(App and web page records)
● ● ● ● ●

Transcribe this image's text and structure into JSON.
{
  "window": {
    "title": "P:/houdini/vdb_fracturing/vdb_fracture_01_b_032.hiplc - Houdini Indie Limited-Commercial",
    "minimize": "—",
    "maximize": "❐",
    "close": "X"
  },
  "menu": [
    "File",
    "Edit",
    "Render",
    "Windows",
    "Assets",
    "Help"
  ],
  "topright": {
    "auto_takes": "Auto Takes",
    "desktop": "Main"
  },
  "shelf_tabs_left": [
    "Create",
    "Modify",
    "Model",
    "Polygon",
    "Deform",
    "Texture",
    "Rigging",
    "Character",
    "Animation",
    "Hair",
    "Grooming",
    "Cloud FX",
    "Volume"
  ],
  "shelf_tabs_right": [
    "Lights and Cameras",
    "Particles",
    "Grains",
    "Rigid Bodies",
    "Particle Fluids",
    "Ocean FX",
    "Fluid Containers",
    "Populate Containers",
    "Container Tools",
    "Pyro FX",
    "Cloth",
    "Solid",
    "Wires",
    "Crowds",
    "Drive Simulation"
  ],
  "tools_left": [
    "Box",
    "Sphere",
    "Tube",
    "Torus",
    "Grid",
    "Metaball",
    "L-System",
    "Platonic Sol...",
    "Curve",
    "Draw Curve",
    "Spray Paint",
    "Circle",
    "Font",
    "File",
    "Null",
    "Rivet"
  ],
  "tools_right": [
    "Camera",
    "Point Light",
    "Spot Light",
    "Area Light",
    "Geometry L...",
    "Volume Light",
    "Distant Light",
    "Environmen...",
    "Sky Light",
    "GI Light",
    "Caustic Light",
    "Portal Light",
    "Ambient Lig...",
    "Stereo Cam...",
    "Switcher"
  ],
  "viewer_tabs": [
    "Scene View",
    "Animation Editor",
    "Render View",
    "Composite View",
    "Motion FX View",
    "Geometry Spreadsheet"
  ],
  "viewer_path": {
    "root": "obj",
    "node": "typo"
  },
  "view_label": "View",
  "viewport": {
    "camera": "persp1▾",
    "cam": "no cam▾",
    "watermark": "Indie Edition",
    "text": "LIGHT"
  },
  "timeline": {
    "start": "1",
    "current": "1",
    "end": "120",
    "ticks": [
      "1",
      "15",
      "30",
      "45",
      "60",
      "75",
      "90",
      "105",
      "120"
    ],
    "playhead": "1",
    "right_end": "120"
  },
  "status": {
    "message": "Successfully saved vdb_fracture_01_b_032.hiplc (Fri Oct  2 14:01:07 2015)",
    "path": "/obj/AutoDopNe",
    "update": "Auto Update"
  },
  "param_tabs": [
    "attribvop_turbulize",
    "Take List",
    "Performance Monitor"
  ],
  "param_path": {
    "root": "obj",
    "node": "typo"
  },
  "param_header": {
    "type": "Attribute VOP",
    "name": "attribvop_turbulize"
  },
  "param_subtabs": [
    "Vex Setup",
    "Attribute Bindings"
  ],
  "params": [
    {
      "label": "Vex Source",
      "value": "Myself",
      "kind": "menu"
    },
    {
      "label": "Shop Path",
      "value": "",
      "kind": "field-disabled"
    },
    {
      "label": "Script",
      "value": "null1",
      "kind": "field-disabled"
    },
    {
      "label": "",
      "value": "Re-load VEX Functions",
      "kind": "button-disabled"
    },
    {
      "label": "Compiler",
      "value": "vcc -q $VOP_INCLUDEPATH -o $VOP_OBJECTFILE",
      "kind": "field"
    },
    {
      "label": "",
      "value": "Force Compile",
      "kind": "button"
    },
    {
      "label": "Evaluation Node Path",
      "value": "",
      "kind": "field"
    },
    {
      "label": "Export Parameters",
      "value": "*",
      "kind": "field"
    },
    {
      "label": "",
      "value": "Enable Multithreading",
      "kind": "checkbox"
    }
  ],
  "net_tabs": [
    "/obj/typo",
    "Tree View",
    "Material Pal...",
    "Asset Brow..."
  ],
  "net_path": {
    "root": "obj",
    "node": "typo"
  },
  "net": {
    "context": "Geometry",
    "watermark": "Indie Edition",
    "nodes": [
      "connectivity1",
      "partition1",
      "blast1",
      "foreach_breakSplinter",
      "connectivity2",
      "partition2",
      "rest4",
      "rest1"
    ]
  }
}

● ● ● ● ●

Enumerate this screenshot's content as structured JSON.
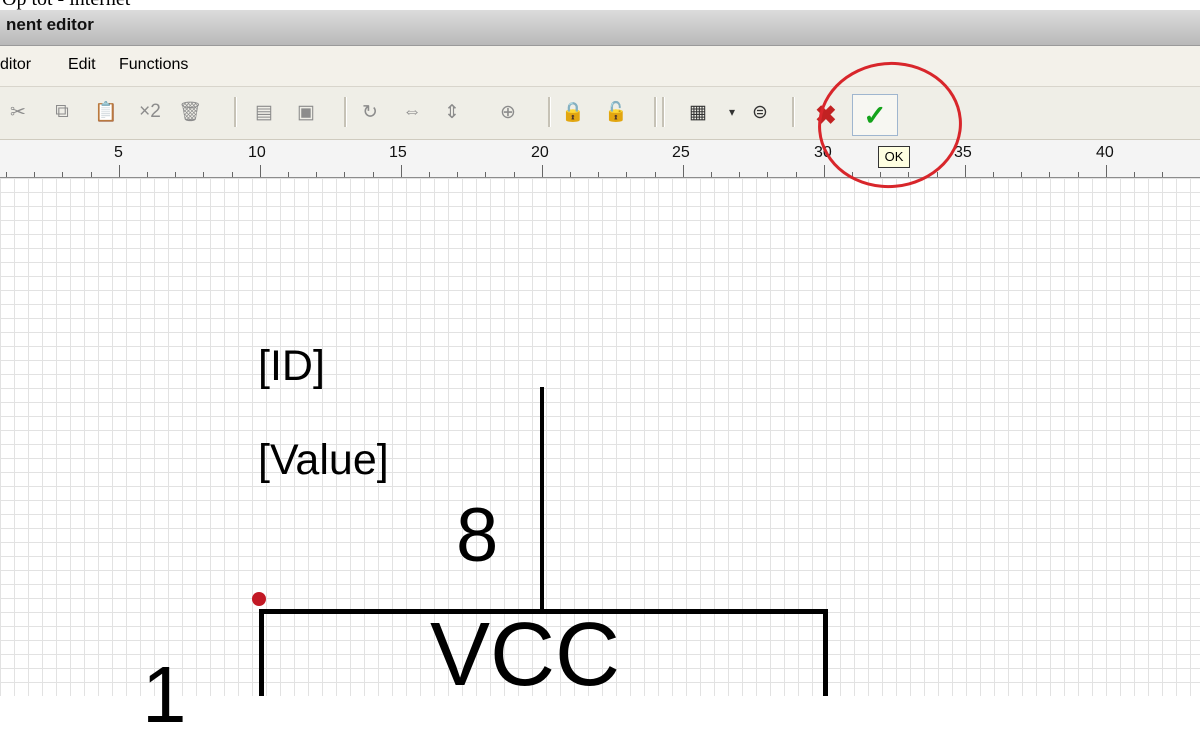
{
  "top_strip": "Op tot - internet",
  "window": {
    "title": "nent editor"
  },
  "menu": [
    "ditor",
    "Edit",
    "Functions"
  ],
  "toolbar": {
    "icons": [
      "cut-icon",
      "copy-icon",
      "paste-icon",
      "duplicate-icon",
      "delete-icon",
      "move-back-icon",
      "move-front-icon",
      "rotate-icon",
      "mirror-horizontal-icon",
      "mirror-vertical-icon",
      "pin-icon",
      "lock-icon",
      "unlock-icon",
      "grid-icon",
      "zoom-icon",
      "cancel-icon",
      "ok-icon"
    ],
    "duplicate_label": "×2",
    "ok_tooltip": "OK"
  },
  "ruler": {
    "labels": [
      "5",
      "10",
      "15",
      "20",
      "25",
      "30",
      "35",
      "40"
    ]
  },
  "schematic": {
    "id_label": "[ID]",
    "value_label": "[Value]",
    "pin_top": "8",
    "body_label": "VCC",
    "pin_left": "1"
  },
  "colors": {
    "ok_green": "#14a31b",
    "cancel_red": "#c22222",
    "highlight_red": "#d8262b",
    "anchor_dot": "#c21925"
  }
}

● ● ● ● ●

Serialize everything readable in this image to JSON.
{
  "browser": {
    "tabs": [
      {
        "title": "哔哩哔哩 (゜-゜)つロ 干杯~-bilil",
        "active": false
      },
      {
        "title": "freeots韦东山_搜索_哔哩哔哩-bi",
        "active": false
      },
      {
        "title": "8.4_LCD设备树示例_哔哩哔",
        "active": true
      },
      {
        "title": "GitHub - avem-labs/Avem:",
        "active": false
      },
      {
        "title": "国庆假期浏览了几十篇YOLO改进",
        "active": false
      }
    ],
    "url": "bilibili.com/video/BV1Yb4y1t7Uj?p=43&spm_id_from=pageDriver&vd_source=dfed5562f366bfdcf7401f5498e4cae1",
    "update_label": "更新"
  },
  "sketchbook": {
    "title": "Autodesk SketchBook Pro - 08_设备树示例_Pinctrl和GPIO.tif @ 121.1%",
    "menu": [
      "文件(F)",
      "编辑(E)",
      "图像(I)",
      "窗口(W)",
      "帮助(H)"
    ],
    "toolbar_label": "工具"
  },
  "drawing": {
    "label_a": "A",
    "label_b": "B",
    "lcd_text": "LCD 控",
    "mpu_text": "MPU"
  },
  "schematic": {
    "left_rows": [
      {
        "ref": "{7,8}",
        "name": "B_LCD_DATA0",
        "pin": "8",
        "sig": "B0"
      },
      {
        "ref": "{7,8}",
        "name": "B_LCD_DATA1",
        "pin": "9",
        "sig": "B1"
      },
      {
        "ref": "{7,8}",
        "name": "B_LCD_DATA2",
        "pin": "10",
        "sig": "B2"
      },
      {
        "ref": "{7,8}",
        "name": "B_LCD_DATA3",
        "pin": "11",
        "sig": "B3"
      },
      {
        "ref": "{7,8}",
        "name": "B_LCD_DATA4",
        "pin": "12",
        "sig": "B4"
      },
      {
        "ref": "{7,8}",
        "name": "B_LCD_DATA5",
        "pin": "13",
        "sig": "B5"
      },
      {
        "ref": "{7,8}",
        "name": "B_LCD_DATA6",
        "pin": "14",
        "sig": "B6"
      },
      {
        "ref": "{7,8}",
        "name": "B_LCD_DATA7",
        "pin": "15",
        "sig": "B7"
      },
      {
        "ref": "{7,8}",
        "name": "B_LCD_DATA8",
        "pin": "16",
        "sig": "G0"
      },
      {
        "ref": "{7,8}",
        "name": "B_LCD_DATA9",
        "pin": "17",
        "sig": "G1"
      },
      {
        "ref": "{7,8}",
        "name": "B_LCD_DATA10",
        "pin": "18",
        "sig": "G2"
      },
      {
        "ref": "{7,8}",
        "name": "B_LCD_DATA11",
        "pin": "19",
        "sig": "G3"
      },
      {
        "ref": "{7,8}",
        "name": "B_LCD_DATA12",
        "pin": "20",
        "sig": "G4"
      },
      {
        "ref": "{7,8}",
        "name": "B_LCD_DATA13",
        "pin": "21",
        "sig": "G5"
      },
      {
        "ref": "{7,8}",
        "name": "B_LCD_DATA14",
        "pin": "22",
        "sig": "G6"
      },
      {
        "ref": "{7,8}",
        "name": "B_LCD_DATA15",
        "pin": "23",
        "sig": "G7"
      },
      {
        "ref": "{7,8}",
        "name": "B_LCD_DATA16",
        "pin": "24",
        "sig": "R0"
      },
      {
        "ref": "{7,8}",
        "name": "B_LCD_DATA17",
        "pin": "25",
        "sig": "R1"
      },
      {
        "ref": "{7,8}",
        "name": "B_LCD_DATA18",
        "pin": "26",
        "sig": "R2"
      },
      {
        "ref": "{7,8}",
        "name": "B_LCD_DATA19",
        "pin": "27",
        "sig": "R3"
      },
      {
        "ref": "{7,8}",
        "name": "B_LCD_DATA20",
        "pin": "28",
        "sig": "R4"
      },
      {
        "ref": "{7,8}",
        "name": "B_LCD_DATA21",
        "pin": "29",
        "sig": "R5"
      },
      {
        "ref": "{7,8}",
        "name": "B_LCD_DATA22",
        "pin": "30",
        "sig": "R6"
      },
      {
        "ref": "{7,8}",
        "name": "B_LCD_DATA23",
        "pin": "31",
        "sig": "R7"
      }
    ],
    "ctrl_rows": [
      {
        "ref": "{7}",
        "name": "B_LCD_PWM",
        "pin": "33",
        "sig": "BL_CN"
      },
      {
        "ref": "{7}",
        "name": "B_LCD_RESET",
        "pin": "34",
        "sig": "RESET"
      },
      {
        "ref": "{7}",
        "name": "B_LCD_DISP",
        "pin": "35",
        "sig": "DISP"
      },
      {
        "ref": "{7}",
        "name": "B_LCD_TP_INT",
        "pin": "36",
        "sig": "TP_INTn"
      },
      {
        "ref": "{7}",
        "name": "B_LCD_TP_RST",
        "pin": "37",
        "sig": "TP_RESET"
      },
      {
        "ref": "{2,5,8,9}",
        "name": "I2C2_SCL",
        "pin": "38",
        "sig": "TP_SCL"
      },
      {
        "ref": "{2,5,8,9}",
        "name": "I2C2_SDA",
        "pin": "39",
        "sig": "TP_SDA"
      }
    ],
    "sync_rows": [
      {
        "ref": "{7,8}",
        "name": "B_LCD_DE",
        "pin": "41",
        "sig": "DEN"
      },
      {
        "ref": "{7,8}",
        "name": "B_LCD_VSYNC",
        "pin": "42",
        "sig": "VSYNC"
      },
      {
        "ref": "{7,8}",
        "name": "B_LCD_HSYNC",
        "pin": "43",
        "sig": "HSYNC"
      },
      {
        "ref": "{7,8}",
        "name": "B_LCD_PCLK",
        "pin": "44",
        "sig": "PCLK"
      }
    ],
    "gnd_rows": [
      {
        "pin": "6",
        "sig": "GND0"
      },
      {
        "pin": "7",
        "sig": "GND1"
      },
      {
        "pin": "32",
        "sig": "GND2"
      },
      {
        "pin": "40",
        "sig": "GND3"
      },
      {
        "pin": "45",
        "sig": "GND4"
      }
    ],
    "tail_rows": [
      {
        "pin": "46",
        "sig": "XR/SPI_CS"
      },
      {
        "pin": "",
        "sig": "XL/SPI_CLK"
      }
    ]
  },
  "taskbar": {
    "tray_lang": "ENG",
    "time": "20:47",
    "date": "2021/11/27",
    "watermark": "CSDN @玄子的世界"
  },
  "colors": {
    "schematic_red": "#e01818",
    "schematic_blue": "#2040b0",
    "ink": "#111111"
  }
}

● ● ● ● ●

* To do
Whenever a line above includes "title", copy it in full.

* Task result
    "title": "P:/houdini/vdb_fracturing/vdb_fracture_01_b_032.hiplc - Houdini Indie Limited-Commercial",
    "title": "nent editor"
        "title": "哔哩哔哩 (゜-゜)つロ 干杯~-bilil",
        "title": "freeots韦东山_搜索_哔哩哔哩-bi",
        "title": "8.4_LCD设备树示例_哔哩哔",
        "title": "GitHub - avem-labs/Avem:",
        "title": "国庆假期浏览了几十篇YOLO改进",
    "title": "Autodesk SketchBook Pro - 08_设备树示例_Pinctrl和GPIO.tif @ 121.1%",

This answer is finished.